Alternatively, the incubations of the phytoplankton samples with [14C]-bicarbonate can be carried out in the laboratory at the same temperature as that in the water body, and at a series of irradiance values designed to correspond to different depths. For marine phytoplankton, Jitts (1963) introduced the technique of carrying out the laboratory incubations under a series of thicknesses of blue glass, to simulate the variation of spectral distribution, as well as total irradiance, with depth. Failure to reproduce, in the laboratory, spectral distributions similar to those found underwater can lead to substantial errors in estimates of primary production.778
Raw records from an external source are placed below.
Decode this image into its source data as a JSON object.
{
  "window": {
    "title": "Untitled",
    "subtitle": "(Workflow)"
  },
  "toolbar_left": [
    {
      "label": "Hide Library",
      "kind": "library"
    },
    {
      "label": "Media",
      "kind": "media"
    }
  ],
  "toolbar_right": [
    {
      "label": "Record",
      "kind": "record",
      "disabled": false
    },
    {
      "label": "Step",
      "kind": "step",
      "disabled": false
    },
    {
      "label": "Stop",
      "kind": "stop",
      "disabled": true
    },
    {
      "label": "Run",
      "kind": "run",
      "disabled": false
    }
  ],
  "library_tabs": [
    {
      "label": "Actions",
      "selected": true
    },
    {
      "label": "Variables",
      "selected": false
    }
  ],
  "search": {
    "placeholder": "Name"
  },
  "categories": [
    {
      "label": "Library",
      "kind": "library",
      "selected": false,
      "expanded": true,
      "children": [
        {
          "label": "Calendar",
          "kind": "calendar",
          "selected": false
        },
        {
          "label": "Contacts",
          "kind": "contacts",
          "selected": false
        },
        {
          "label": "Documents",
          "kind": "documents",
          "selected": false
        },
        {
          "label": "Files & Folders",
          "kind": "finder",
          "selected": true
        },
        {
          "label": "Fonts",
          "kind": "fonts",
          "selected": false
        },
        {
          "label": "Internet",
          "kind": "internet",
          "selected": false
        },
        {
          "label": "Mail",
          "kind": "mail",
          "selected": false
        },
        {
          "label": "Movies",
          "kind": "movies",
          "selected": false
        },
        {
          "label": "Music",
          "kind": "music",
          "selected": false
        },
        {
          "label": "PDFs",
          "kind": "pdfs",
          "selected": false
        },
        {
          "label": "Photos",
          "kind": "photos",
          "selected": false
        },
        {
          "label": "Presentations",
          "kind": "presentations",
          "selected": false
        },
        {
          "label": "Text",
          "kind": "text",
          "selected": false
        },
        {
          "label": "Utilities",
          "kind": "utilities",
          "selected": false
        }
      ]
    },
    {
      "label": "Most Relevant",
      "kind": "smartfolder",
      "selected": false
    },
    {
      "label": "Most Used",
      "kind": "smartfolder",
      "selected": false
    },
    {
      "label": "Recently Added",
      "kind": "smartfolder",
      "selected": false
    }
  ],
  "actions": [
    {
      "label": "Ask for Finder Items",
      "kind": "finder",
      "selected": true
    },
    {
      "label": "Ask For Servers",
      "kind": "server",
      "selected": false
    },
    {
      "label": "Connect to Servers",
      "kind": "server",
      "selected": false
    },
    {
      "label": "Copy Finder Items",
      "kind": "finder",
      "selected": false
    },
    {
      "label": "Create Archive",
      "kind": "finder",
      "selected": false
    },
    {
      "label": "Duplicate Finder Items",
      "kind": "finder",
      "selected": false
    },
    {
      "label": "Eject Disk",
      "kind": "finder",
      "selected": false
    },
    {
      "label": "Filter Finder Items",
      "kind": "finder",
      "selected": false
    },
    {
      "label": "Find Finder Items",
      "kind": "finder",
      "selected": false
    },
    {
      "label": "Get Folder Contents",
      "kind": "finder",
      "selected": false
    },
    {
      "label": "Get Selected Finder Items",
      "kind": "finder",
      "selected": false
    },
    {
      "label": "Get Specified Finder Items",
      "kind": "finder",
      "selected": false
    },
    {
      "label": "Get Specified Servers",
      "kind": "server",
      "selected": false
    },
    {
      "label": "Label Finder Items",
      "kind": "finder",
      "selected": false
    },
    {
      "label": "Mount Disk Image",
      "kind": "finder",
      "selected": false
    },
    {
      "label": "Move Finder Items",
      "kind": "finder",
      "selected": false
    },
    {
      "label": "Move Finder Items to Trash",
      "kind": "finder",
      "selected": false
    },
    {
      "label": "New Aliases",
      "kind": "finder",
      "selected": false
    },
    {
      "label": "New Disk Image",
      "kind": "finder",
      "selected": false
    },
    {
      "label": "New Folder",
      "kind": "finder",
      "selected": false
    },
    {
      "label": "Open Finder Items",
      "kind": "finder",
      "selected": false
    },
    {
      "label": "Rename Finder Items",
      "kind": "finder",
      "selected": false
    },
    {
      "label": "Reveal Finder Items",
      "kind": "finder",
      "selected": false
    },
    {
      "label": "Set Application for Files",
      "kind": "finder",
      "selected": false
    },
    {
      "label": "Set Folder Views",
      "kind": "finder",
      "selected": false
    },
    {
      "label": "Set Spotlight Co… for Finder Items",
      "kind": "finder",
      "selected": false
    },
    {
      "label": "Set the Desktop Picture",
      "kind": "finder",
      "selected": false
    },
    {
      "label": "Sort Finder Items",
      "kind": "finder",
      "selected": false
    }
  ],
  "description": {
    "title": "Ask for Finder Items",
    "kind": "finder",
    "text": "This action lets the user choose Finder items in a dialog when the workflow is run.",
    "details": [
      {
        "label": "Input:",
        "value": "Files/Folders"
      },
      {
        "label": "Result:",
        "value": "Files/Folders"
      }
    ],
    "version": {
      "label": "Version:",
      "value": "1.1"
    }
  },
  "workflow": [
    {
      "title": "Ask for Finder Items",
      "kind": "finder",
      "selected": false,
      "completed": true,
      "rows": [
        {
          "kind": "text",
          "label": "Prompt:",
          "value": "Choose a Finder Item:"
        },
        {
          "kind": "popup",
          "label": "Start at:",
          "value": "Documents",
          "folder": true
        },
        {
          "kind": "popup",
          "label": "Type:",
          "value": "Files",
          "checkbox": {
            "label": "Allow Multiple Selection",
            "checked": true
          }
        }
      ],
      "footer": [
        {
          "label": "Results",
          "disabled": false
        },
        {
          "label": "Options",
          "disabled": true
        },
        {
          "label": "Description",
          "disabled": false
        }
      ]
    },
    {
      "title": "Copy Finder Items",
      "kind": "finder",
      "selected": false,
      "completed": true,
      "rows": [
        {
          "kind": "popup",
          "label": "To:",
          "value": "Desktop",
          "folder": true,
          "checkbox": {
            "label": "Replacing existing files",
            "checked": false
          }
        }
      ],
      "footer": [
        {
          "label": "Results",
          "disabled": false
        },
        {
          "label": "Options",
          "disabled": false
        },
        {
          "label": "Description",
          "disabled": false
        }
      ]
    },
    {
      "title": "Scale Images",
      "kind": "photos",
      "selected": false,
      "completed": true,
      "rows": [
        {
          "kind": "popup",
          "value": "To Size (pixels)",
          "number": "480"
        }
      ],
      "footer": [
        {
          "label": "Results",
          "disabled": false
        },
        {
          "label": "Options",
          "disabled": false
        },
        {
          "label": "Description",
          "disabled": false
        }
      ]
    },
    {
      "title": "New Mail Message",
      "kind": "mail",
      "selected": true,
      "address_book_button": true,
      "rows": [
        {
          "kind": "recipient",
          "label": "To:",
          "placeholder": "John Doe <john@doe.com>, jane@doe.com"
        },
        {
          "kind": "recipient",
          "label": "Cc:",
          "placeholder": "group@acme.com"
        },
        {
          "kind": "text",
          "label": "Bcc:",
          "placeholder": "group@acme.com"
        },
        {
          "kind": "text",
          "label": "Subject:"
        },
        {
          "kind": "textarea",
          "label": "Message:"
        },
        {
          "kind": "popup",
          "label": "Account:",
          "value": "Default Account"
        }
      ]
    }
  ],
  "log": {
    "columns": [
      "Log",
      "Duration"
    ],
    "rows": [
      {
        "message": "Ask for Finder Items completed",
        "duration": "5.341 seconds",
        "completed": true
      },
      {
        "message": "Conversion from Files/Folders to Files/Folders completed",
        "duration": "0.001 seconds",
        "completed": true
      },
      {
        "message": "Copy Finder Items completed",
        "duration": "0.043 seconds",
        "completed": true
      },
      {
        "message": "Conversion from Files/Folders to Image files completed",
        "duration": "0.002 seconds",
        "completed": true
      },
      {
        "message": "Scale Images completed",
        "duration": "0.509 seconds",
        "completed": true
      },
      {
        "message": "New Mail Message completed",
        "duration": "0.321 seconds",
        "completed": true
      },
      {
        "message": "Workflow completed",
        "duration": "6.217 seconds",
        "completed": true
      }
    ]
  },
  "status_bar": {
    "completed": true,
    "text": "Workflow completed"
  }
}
The rate may be expressed as either gross or net photosynthesis. Gross photosynthesis is the total rate of carbon dioxide fixation, making no allowance for the fact that some CO2 is simultaneously lost in respiration. Net photosynthesis is the total rate of photosynthetic CO2 fixation minus the rate of loss of CO2 in respiration. The rate of increase in oxygen concentration within an illuminated bottle containing phytoplankton is a measure of net photosynthesis; a value for gross photosynthesis may be obtained by adding to this the rate of respiratory oxygen consumption measured in a darkened bottle incubated in parallel. Whether the 14CO2 fixation method measures net or gross photosynthesis, or something between the two, remains a matter of controversy. In short-term incubations, such as are possible in the more productive waters, there are a priori as well as experimental grounds for considering 14CO2 fixation as an approximate measure of gross photosynthesis.
Was this article helpful?